    This explains the meaning of the excuse made by him that is desired to undertake the government. He alleges that he has not wherewithal to support the dignity of the station, by such acts of liberality and hospitality as the law of custom required of persons of superior rank. See Harmer's Observations, 1:340, 2:88.

    Barnes' Notes on Isaiah 3:7

    In that day shall he swear - Hebrew, ישׁא yı̂shā' 'Shall he lift up' - that is, the voice, or the hand. To lift up the hand was one of the modes of taking an oath. Perhaps it means only that he should lift up "the voice" - that is, "should answer;" compare Numbers 14:1. The Vulgate, the Septuagint, and the Chaldee, read it simply 'he shall answer.'

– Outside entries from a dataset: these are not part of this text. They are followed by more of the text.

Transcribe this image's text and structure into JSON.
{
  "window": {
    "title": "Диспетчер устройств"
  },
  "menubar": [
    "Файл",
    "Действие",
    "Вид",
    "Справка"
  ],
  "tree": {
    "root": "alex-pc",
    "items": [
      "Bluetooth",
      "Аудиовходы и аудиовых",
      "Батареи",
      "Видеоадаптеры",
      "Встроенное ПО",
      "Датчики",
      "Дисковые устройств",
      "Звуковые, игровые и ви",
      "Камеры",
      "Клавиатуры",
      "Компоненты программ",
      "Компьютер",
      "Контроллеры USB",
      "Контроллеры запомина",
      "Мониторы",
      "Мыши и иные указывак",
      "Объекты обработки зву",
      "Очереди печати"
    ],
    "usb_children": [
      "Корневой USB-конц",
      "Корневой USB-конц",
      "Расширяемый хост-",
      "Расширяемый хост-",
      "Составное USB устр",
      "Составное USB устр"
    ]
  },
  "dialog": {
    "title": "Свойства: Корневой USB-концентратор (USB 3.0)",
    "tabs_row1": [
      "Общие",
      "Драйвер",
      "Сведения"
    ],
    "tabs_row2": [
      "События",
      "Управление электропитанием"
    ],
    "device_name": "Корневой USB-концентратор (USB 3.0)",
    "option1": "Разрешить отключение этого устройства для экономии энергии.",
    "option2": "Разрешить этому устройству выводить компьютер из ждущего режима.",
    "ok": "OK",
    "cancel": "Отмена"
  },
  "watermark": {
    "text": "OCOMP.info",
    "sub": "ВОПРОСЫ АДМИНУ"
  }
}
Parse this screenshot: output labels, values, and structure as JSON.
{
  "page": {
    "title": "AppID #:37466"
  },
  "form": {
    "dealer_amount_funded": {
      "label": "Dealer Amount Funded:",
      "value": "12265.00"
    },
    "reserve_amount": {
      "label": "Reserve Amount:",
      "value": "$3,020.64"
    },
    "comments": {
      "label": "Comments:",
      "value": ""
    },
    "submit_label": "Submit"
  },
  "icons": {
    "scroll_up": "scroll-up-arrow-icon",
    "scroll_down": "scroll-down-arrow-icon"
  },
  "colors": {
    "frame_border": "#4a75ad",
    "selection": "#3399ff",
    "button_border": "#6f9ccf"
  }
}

    I will not be an healer - Hebrew, 'a binder up,' Isaiah 1:6. The Vulgate renders it, 'I am not a physician.' The Septuagint and the Chaldee, 'I am not sufficient to be a leader.' The meaning is, that the state of affairs was so ruinous and calamitous that he would not attempt to restore them; as if, in the body, disease should have so far progressed that he would not undertake to restore the person, and have him "die" under his hands, so as to expose himself to the reproach of being an unsuccessfill and unskillful physician.

    Is neither bread nor clothing - I am not rich. I have not the means of providing for the needs of the people, or to maintain the rank of a ruler. 'It is customary,' says Sir John Chardin, 'to gather together an immense quantity of clothes, for their fashions never alter.' 'The kings of Persia have great wardrobes, where they have always many hundreds of habits ready, designed for presents, and sorted.' - "Lowth." The description here is one of very great calamity and anarchy. So great would be the ruin and danger, that men would be unwilling to be chosen to the office of princes and rulers, and none could be found who would desire to possess the highest honors of the nation. Generally men "aspire" to office; here they were unwilling, on account of the disordered and ruined state of affairs, even to accept of it.

    Wesley's Notes on Isaiah 3:7

    3:7 An healer - A repairer of the ruins of the state.